**Exercise aim**
Every line of the material below in which "chevron" shows up is to be located and copied.

**Given data**
★ ★ ★ ★

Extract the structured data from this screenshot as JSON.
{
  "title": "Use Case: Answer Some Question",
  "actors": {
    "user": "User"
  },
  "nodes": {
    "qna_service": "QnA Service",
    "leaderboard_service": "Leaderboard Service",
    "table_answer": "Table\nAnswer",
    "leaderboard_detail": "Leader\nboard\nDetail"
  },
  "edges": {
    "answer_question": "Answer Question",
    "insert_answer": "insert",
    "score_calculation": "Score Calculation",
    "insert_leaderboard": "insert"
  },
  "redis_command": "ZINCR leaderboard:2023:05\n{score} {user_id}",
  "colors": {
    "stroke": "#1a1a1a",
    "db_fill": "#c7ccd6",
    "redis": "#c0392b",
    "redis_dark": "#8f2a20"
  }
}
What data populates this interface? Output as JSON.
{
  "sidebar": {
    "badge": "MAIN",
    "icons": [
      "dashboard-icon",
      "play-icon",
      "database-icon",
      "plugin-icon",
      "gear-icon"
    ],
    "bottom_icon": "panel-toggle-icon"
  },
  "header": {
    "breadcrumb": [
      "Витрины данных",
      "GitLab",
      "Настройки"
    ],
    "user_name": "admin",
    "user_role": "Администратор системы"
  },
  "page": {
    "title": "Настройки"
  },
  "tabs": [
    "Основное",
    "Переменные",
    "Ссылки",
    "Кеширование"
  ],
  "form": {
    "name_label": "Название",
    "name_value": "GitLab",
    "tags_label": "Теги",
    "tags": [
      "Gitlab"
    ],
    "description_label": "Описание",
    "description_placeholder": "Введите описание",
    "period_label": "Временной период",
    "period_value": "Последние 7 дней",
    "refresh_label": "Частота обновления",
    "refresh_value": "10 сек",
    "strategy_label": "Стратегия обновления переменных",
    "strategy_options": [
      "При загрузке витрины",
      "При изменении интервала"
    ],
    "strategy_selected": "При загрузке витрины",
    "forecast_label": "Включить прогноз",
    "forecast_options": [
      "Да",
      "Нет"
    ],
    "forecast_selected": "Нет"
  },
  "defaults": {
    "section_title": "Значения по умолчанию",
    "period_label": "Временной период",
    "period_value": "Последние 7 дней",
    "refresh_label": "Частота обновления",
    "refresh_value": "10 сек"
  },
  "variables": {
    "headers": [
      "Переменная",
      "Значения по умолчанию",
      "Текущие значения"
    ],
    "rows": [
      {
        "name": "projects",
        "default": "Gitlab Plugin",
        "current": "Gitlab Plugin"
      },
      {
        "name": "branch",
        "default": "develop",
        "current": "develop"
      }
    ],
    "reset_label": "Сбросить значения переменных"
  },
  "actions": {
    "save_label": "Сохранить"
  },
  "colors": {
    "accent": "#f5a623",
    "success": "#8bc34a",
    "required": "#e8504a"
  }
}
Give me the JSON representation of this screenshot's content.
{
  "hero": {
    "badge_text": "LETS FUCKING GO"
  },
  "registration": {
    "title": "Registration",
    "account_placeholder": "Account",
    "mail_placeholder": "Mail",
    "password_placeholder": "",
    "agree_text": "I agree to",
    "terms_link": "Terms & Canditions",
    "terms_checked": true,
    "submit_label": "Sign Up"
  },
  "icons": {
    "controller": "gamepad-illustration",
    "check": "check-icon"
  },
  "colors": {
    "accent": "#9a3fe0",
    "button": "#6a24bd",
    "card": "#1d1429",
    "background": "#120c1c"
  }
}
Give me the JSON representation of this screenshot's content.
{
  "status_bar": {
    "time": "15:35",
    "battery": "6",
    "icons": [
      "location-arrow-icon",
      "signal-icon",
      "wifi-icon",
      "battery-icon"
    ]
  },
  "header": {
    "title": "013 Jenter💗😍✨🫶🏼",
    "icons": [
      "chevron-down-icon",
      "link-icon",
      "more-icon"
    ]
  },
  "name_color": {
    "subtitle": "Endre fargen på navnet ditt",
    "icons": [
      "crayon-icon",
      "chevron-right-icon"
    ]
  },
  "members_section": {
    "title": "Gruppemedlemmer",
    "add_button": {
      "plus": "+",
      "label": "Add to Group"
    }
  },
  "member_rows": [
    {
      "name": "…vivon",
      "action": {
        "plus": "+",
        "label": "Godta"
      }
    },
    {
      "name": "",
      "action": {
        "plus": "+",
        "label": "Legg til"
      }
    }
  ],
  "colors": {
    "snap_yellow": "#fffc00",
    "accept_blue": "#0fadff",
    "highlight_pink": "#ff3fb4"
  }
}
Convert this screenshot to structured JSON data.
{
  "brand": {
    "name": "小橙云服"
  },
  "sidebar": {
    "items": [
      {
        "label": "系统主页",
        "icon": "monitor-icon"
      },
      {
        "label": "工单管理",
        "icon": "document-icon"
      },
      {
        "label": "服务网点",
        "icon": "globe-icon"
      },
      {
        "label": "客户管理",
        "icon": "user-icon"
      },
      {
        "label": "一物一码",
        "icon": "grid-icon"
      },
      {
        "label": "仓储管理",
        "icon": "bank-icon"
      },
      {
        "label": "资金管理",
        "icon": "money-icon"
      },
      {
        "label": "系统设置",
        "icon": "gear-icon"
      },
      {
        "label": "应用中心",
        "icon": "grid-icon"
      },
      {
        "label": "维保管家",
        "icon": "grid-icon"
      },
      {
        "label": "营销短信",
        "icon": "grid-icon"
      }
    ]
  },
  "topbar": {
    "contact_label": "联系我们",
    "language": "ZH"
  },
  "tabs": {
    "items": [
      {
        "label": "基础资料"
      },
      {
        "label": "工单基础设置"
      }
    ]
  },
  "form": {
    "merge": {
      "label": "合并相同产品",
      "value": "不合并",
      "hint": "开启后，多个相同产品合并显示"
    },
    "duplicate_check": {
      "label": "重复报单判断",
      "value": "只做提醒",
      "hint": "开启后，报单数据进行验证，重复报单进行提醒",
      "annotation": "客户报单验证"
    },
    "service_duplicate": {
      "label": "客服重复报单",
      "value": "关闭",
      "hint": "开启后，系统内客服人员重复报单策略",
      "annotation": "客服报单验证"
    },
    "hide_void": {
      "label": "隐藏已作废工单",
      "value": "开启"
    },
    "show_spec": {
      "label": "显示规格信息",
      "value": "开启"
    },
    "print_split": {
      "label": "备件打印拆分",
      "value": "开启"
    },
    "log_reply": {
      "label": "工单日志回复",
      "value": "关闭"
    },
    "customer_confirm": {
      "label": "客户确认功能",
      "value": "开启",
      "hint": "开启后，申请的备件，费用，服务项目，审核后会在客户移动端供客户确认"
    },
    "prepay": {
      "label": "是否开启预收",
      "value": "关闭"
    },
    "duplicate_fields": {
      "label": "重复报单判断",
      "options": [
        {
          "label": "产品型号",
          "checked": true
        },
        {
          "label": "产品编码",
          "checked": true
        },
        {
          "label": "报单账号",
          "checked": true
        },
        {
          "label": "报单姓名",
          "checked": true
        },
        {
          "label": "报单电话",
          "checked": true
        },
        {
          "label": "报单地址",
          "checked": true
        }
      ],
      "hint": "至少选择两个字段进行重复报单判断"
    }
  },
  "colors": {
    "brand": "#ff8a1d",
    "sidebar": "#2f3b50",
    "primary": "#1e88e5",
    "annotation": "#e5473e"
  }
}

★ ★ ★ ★

**Solution below**
      "chevron-down-icon",
      "chevron-right-icon"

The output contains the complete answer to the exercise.